--- START ---

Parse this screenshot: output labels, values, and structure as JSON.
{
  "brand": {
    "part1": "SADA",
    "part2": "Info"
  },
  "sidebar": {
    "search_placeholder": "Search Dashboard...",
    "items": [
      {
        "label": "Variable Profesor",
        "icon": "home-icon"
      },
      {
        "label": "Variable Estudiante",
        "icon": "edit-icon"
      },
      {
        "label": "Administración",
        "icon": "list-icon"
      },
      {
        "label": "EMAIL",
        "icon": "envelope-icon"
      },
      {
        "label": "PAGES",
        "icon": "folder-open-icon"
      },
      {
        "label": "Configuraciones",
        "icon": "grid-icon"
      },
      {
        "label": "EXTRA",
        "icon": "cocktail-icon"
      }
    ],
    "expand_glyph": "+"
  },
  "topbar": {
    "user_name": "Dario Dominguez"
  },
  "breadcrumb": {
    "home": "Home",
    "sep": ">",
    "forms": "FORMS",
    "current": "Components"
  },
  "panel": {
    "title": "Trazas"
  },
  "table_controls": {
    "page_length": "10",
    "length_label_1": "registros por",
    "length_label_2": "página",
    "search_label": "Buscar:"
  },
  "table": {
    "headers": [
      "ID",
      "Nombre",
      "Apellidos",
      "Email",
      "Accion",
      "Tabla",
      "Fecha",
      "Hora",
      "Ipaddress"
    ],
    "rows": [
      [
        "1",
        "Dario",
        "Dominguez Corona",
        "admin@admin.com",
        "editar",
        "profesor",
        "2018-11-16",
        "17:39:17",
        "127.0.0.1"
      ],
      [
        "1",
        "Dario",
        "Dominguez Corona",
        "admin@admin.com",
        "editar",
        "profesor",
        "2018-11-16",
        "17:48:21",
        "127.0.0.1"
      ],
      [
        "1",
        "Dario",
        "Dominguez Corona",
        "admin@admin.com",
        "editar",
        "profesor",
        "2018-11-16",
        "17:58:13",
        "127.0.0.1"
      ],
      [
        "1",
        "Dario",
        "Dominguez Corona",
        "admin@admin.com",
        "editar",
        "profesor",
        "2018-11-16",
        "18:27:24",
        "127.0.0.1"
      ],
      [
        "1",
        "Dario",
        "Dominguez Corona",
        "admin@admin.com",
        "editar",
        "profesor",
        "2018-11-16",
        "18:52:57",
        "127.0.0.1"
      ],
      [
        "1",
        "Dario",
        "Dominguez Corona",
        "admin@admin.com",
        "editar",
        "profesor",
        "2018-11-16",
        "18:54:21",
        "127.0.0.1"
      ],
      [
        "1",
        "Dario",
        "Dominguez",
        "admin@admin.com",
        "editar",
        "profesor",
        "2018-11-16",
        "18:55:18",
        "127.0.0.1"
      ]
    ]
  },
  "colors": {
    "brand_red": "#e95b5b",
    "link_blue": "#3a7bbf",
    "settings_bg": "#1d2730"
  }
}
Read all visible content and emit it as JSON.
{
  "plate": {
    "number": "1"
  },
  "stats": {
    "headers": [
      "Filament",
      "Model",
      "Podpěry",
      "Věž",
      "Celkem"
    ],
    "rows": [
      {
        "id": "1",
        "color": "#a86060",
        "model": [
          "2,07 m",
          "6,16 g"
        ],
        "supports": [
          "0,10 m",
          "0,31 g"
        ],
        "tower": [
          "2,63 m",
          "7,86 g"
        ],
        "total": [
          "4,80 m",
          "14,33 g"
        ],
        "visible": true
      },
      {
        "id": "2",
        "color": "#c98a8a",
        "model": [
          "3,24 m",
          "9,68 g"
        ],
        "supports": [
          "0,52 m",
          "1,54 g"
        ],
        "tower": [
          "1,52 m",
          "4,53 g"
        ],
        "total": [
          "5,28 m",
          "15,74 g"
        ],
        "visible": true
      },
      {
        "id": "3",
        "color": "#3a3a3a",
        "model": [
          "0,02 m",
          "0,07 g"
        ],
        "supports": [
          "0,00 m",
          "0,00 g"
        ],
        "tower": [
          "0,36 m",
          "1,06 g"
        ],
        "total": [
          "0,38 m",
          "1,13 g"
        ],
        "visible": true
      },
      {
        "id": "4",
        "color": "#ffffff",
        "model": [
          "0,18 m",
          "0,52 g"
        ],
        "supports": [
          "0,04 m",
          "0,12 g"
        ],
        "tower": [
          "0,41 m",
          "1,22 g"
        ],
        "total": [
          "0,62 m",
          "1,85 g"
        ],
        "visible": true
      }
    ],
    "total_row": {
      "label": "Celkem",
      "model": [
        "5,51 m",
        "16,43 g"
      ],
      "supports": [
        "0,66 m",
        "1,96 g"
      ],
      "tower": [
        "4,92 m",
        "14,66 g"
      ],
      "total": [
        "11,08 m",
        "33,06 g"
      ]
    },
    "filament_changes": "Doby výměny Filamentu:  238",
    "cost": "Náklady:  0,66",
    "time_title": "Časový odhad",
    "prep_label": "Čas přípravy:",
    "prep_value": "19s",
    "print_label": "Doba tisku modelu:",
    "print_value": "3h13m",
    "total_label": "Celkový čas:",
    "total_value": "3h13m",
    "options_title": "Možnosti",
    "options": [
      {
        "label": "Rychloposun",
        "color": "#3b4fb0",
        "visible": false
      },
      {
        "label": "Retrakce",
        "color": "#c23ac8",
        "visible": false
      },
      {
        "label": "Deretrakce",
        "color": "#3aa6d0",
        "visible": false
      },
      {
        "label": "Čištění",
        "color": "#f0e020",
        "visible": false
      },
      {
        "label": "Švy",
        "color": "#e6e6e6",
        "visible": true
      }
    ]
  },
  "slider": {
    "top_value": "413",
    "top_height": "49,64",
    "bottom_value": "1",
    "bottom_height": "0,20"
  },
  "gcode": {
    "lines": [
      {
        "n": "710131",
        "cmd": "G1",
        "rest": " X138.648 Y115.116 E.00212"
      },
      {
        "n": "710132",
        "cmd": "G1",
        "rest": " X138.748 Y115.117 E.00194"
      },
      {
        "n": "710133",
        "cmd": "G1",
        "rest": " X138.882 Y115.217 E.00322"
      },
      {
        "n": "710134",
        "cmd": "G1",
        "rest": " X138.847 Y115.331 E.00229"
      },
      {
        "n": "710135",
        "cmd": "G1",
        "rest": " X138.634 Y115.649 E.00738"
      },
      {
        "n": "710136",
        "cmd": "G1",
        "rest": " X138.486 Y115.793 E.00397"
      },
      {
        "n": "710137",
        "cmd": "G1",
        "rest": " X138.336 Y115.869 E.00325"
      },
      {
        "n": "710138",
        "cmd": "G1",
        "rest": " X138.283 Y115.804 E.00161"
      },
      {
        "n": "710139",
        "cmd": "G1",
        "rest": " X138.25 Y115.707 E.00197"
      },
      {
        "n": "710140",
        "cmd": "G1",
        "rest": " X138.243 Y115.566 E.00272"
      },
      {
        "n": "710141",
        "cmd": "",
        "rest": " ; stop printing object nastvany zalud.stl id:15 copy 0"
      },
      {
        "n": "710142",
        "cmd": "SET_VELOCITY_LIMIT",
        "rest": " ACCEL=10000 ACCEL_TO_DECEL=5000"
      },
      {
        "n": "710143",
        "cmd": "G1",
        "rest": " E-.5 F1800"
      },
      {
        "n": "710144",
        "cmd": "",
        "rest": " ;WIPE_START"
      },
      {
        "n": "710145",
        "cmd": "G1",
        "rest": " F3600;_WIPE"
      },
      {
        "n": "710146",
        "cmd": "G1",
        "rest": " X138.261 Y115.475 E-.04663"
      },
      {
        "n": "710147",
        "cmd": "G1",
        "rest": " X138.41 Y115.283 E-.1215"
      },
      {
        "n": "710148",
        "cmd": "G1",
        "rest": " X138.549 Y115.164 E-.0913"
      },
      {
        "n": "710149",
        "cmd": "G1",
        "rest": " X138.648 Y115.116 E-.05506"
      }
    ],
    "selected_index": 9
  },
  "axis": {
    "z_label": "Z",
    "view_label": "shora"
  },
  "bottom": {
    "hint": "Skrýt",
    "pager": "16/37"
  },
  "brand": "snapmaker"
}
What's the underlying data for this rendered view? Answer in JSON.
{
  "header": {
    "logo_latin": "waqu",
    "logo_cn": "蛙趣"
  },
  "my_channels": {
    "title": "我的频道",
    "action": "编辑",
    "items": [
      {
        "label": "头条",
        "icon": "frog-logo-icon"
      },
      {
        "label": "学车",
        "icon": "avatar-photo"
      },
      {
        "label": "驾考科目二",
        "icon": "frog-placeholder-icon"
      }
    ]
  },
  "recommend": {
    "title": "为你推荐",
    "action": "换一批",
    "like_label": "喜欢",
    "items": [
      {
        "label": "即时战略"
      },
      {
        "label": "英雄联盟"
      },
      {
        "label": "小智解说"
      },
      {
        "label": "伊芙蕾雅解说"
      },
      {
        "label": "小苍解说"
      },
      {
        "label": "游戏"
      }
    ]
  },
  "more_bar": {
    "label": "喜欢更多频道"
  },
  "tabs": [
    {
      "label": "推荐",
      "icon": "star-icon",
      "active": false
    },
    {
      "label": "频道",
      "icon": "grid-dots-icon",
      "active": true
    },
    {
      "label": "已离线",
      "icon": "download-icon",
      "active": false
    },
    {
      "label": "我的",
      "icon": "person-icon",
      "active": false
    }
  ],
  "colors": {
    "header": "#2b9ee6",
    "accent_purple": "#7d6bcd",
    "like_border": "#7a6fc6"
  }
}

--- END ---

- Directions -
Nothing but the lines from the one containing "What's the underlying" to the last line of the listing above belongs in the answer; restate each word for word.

- Expected output -
What's the underlying data for this rendered view? Answer in JSON.
{
  "header": {
    "logo_latin": "waqu",
    "logo_cn": "蛙趣"
  },
  "my_channels": {
    "title": "我的频道",
    "action": "编辑",
    "items": [
      {
        "label": "头条",
        "icon": "frog-logo-icon"
      },
      {
        "label": "学车",
        "icon": "avatar-photo"
      },
      {
        "label": "驾考科目二",
        "icon": "frog-placeholder-icon"
      }
    ]
  },
  "recommend": {
    "title": "为你推荐",
    "action": "换一批",
    "like_label": "喜欢",
    "items": [
      {
        "label": "即时战略"
      },
      {
        "label": "英雄联盟"
      },
      {
        "label": "小智解说"
      },
      {
        "label": "伊芙蕾雅解说"
      },
      {
        "label": "小苍解说"
      },
      {
        "label": "游戏"
      }
    ]
  },
  "more_bar": {
    "label": "喜欢更多频道"
  },
  "tabs": [
    {
      "label": "推荐",
      "icon": "star-icon",
      "active": false
    },
    {
      "label": "频道",
      "icon": "grid-dots-icon",
      "active": true
    },
    {
      "label": "已离线",
      "icon": "download-icon",
      "active": false
    },
    {
      "label": "我的",
      "icon": "person-icon",
      "active": false
    }
  ],
  "colors": {
    "header": "#2b9ee6",
    "accent_purple": "#7d6bcd",
    "like_border": "#7a6fc6"
  }
}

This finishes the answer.